Entries from a dataset of interfaces:
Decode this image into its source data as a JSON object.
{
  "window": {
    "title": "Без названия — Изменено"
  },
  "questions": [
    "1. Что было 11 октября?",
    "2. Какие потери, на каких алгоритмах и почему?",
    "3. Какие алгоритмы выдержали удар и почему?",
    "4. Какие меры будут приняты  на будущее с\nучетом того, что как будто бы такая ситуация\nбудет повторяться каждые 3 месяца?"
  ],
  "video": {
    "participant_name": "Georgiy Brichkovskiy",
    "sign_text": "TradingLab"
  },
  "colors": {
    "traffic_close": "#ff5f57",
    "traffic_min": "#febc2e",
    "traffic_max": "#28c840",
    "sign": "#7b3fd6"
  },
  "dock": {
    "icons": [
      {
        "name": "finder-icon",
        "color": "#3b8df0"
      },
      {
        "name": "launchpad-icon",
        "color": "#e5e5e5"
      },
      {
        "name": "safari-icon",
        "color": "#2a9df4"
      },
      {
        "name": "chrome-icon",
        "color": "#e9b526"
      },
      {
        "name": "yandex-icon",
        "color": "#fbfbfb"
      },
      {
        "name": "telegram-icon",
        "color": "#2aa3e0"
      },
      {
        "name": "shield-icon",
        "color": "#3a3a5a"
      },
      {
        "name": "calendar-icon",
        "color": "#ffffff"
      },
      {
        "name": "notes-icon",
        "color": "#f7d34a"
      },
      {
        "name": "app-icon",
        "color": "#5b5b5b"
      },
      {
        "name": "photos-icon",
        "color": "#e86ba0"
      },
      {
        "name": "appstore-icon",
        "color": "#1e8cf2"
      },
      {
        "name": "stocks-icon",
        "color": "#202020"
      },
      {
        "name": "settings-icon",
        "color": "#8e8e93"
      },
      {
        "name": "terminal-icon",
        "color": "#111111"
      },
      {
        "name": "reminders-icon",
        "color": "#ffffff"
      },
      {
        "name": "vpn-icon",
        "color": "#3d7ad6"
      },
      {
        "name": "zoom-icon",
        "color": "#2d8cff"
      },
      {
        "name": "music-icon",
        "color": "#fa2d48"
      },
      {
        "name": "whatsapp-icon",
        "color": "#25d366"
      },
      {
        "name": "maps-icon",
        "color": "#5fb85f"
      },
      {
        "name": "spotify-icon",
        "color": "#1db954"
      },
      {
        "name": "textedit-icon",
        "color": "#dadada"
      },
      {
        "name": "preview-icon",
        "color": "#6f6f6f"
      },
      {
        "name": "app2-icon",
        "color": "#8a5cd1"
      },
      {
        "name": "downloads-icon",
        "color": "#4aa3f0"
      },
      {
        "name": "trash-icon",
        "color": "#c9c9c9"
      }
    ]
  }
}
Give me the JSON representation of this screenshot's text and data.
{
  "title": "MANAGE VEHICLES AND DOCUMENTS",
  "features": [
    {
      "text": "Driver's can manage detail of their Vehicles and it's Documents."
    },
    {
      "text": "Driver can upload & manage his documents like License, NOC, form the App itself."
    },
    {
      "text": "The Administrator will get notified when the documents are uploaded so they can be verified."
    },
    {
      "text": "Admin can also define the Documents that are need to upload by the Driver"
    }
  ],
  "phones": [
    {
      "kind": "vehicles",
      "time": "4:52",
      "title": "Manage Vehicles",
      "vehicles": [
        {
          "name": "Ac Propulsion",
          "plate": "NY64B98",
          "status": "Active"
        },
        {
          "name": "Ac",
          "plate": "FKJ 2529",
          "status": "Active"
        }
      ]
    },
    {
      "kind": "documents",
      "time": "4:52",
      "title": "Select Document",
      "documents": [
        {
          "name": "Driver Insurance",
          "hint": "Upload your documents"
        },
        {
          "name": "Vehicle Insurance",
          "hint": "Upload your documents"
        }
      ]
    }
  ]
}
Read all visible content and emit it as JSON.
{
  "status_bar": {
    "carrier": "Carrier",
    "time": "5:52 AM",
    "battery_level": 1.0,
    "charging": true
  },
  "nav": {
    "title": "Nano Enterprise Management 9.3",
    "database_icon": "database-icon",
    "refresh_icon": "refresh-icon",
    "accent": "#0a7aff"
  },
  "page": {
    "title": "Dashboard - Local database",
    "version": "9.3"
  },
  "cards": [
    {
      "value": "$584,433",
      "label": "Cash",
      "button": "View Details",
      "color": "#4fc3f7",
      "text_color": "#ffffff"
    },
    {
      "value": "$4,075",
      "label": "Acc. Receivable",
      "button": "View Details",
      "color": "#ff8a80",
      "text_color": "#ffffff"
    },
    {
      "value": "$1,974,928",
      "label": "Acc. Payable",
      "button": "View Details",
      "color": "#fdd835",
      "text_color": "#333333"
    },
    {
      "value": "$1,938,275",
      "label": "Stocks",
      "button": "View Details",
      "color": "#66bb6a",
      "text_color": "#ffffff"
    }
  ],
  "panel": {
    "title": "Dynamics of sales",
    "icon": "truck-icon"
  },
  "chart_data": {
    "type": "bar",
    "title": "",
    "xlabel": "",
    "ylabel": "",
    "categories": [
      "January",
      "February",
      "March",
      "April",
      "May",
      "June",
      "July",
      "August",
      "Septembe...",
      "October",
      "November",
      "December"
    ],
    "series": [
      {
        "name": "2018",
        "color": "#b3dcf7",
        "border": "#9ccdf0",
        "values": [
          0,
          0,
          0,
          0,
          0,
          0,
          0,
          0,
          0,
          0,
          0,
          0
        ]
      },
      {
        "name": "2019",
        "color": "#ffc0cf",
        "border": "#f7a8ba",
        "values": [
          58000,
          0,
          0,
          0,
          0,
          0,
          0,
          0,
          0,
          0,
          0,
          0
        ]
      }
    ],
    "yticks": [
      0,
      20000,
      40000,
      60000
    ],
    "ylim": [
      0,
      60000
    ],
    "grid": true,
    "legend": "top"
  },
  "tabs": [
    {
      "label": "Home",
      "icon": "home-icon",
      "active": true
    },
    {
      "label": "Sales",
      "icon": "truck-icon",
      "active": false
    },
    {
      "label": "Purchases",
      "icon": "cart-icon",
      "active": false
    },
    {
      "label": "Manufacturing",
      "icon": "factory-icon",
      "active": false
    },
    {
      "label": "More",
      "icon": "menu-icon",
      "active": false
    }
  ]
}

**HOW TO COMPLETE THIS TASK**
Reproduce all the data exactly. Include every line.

**EXERCISE SOLUTION**
Decode this image into its source data as a JSON object.
{
  "window": {
    "title": "Без названия — Изменено"
  },
  "questions": [
    "1. Что было 11 октября?",
    "2. Какие потери, на каких алгоритмах и почему?",
    "3. Какие алгоритмы выдержали удар и почему?",
    "4. Какие меры будут приняты  на будущее с\nучетом того, что как будто бы такая ситуация\nбудет повторяться каждые 3 месяца?"
  ],
  "video": {
    "participant_name": "Georgiy Brichkovskiy",
    "sign_text": "TradingLab"
  },
  "colors": {
    "traffic_close": "#ff5f57",
    "traffic_min": "#febc2e",
    "traffic_max": "#28c840",
    "sign": "#7b3fd6"
  },
  "dock": {
    "icons": [
      {
        "name": "finder-icon",
        "color": "#3b8df0"
      },
      {
        "name": "launchpad-icon",
        "color": "#e5e5e5"
      },
      {
        "name": "safari-icon",
        "color": "#2a9df4"
      },
      {
        "name": "chrome-icon",
        "color": "#e9b526"
      },
      {
        "name": "yandex-icon",
        "color": "#fbfbfb"
      },
      {
        "name": "telegram-icon",
        "color": "#2aa3e0"
      },
      {
        "name": "shield-icon",
        "color": "#3a3a5a"
      },
      {
        "name": "calendar-icon",
        "color": "#ffffff"
      },
      {
        "name": "notes-icon",
        "color": "#f7d34a"
      },
      {
        "name": "app-icon",
        "color": "#5b5b5b"
      },
      {
        "name": "photos-icon",
        "color": "#e86ba0"
      },
      {
        "name": "appstore-icon",
        "color": "#1e8cf2"
      },
      {
        "name": "stocks-icon",
        "color": "#202020"
      },
      {
        "name": "settings-icon",
        "color": "#8e8e93"
      },
      {
        "name": "terminal-icon",
        "color": "#111111"
      },
      {
        "name": "reminders-icon",
        "color": "#ffffff"
      },
      {
        "name": "vpn-icon",
        "color": "#3d7ad6"
      },
      {
        "name": "zoom-icon",
        "color": "#2d8cff"
      },
      {
        "name": "music-icon",
        "color": "#fa2d48"
      },
      {
        "name": "whatsapp-icon",
        "color": "#25d366"
      },
      {
        "name": "maps-icon",
        "color": "#5fb85f"
      },
      {
        "name": "spotify-icon",
        "color": "#1db954"
      },
      {
        "name": "textedit-icon",
        "color": "#dadada"
      },
      {
        "name": "preview-icon",
        "color": "#6f6f6f"
      },
      {
        "name": "app2-icon",
        "color": "#8a5cd1"
      },
      {
        "name": "downloads-icon",
        "color": "#4aa3f0"
      },
      {
        "name": "trash-icon",
        "color": "#c9c9c9"
      }
    ]
  }
}
Give me the JSON representation of this screenshot's text and data.
{
  "title": "MANAGE VEHICLES AND DOCUMENTS",
  "features": [
    {
      "text": "Driver's can manage detail of their Vehicles and it's Documents."
    },
    {
      "text": "Driver can upload & manage his documents like License, NOC, form the App itself."
    },
    {
      "text": "The Administrator will get notified when the documents are uploaded so they can be verified."
    },
    {
      "text": "Admin can also define the Documents that are need to upload by the Driver"
    }
  ],
  "phones": [
    {
      "kind": "vehicles",
      "time": "4:52",
      "title": "Manage Vehicles",
      "vehicles": [
        {
          "name": "Ac Propulsion",
          "plate": "NY64B98",
          "status": "Active"
        },
        {
          "name": "Ac",
          "plate": "FKJ 2529",
          "status": "Active"
        }
      ]
    },
    {
      "kind": "documents",
      "time": "4:52",
      "title": "Select Document",
      "documents": [
        {
          "name": "Driver Insurance",
          "hint": "Upload your documents"
        },
        {
          "name": "Vehicle Insurance",
          "hint": "Upload your documents"
        }
      ]
    }
  ]
}
Read all visible content and emit it as JSON.
{
  "status_bar": {
    "carrier": "Carrier",
    "time": "5:52 AM",
    "battery_level": 1.0,
    "charging": true
  },
  "nav": {
    "title": "Nano Enterprise Management 9.3",
    "database_icon": "database-icon",
    "refresh_icon": "refresh-icon",
    "accent": "#0a7aff"
  },
  "page": {
    "title": "Dashboard - Local database",
    "version": "9.3"
  },
  "cards": [
    {
      "value": "$584,433",
      "label": "Cash",
      "button": "View Details",
      "color": "#4fc3f7",
      "text_color": "#ffffff"
    },
    {
      "value": "$4,075",
      "label": "Acc. Receivable",
      "button": "View Details",
      "color": "#ff8a80",
      "text_color": "#ffffff"
    },
    {
      "value": "$1,974,928",
      "label": "Acc. Payable",
      "button": "View Details",
      "color": "#fdd835",
      "text_color": "#333333"
    },
    {
      "value": "$1,938,275",
      "label": "Stocks",
      "button": "View Details",
      "color": "#66bb6a",
      "text_color": "#ffffff"
    }
  ],
  "panel": {
    "title": "Dynamics of sales",
    "icon": "truck-icon"
  },
  "chart_data": {
    "type": "bar",
    "title": "",
    "xlabel": "",
    "ylabel": "",
    "categories": [
      "January",
      "February",
      "March",
      "April",
      "May",
      "June",
      "July",
      "August",
      "Septembe...",
      "October",
      "November",
      "December"
    ],
    "series": [
      {
        "name": "2018",
        "color": "#b3dcf7",
        "border": "#9ccdf0",
        "values": [
          0,
          0,
          0,
          0,
          0,
          0,
          0,
          0,
          0,
          0,
          0,
          0
        ]
      },
      {
        "name": "2019",
        "color": "#ffc0cf",
        "border": "#f7a8ba",
        "values": [
          58000,
          0,
          0,
          0,
          0,
          0,
          0,
          0,
          0,
          0,
          0,
          0
        ]
      }
    ],
    "yticks": [
      0,
      20000,
      40000,
      60000
    ],
    "ylim": [
      0,
      60000
    ],
    "grid": true,
    "legend": "top"
  },
  "tabs": [
    {
      "label": "Home",
      "icon": "home-icon",
      "active": true
    },
    {
      "label": "Sales",
      "icon": "truck-icon",
      "active": false
    },
    {
      "label": "Purchases",
      "icon": "cart-icon",
      "active": false
    },
    {
      "label": "Manufacturing",
      "icon": "factory-icon",
      "active": false
    },
    {
      "label": "More",
      "icon": "menu-icon",
      "active": false
    }
  ]
}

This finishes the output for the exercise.